▶ [Assignment]
Set down every entry again, exactly as it appears.

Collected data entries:
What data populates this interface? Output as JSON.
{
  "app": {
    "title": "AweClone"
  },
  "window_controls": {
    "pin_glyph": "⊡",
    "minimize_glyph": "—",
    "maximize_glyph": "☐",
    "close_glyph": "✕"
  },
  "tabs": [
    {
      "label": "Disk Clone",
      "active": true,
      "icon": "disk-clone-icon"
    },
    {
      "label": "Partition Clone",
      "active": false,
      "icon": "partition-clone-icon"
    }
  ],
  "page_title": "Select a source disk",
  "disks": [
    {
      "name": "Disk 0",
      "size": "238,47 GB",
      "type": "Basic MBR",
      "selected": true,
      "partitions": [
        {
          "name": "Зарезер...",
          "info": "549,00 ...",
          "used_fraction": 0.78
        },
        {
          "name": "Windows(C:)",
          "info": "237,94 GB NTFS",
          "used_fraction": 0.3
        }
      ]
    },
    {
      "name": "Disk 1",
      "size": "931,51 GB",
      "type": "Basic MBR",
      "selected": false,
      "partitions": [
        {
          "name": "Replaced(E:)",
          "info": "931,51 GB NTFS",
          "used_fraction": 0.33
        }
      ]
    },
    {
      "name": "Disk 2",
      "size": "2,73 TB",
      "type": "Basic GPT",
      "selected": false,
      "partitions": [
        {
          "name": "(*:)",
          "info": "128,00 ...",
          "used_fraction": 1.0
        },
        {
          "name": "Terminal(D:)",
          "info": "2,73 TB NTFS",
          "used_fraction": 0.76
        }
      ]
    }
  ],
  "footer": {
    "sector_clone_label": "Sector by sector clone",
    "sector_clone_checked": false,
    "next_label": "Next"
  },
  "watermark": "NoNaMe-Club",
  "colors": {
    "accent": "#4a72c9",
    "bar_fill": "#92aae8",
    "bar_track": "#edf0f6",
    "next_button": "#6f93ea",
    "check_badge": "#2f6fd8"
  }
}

▶ [Written answer]
What data populates this interface? Output as JSON.
{
  "app": {
    "title": "AweClone"
  },
  "window_controls": {
    "pin_glyph": "⊡",
    "minimize_glyph": "—",
    "maximize_glyph": "☐",
    "close_glyph": "✕"
  },
  "tabs": [
    {
      "label": "Disk Clone",
      "active": true,
      "icon": "disk-clone-icon"
    },
    {
      "label": "Partition Clone",
      "active": false,
      "icon": "partition-clone-icon"
    }
  ],
  "page_title": "Select a source disk",
  "disks": [
    {
      "name": "Disk 0",
      "size": "238,47 GB",
      "type": "Basic MBR",
      "selected": true,
      "partitions": [
        {
          "name": "Зарезер...",
          "info": "549,00 ...",
          "used_fraction": 0.78
        },
        {
          "name": "Windows(C:)",
          "info": "237,94 GB NTFS",
          "used_fraction": 0.3
        }
      ]
    },
    {
      "name": "Disk 1",
      "size": "931,51 GB",
      "type": "Basic MBR",
      "selected": false,
      "partitions": [
        {
          "name": "Replaced(E:)",
          "info": "931,51 GB NTFS",
          "used_fraction": 0.33
        }
      ]
    },
    {
      "name": "Disk 2",
      "size": "2,73 TB",
      "type": "Basic GPT",
      "selected": false,
      "partitions": [
        {
          "name": "(*:)",
          "info": "128,00 ...",
          "used_fraction": 1.0
        },
        {
          "name": "Terminal(D:)",
          "info": "2,73 TB NTFS",
          "used_fraction": 0.76
        }
      ]
    }
  ],
  "footer": {
    "sector_clone_label": "Sector by sector clone",
    "sector_clone_checked": false,
    "next_label": "Next"
  },
  "watermark": "NoNaMe-Club",
  "colors": {
    "accent": "#4a72c9",
    "bar_fill": "#92aae8",
    "bar_track": "#edf0f6",
    "next_button": "#6f93ea",
    "check_badge": "#2f6fd8"
  }
}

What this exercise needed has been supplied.